- Problem description: In the records below, some lines hold the word "content". Copy each of those lines.
***** Data for this task *****
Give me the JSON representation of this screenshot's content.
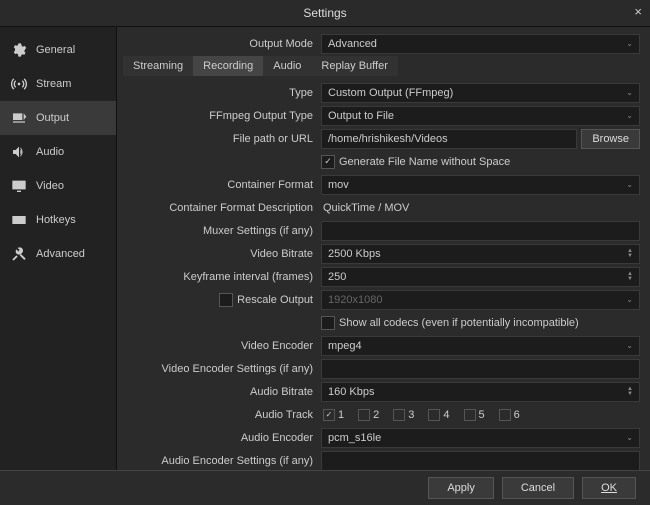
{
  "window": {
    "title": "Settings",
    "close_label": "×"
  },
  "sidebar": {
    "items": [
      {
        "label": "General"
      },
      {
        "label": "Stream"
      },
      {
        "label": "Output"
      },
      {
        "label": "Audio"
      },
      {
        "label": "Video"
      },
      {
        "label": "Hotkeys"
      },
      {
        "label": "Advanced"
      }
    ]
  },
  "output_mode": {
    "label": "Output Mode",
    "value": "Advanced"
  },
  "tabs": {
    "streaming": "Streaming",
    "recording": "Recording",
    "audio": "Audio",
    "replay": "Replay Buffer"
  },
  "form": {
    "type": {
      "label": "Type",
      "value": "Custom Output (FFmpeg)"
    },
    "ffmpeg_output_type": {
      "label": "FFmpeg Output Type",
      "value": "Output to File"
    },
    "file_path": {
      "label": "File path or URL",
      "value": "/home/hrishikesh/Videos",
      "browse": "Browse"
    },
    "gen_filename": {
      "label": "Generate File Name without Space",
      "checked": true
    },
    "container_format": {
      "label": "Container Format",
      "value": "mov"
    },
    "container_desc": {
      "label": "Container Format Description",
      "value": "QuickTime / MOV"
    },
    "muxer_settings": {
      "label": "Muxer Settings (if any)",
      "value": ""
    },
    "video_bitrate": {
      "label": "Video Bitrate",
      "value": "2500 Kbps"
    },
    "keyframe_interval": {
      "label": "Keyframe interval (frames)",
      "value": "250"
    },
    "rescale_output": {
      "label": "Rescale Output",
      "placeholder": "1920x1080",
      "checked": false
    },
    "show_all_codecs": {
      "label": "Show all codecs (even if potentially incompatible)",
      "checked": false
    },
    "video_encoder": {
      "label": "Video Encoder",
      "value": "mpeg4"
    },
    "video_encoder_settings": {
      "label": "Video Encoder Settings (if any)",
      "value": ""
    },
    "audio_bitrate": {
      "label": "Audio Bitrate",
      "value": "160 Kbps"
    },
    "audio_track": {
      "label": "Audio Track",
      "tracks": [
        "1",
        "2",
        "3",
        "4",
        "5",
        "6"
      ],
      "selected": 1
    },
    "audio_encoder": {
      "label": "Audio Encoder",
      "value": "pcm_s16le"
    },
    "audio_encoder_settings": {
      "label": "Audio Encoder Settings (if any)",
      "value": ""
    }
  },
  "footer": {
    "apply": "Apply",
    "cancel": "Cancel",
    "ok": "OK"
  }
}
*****
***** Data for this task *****
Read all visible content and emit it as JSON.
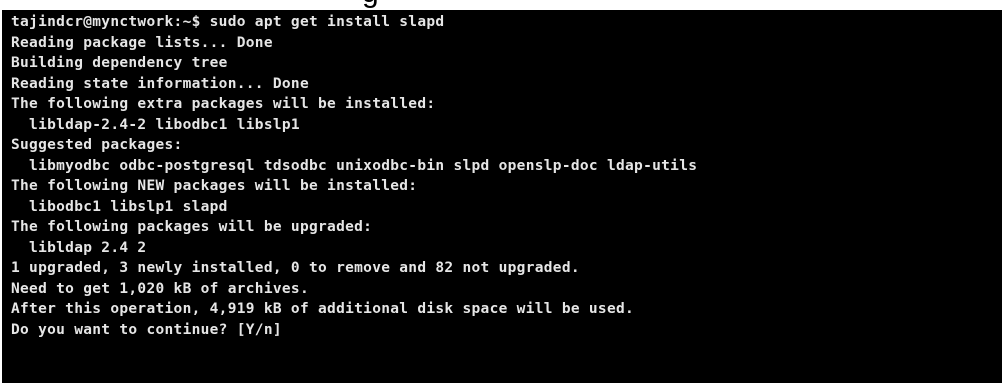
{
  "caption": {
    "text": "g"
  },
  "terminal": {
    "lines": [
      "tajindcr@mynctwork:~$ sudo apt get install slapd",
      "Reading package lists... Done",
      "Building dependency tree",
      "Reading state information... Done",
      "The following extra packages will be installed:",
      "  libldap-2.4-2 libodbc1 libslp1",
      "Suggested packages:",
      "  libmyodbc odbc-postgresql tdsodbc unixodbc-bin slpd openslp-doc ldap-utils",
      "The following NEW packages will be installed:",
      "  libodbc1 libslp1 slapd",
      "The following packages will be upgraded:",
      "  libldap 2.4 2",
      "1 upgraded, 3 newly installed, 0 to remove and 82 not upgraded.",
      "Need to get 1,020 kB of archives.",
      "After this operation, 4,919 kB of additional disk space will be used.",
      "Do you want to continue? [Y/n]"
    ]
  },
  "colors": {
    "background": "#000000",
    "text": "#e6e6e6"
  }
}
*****
- Answer to this problem:
Give me the JSON representation of this screenshot's content.
Read all visible content and emit it as JSON.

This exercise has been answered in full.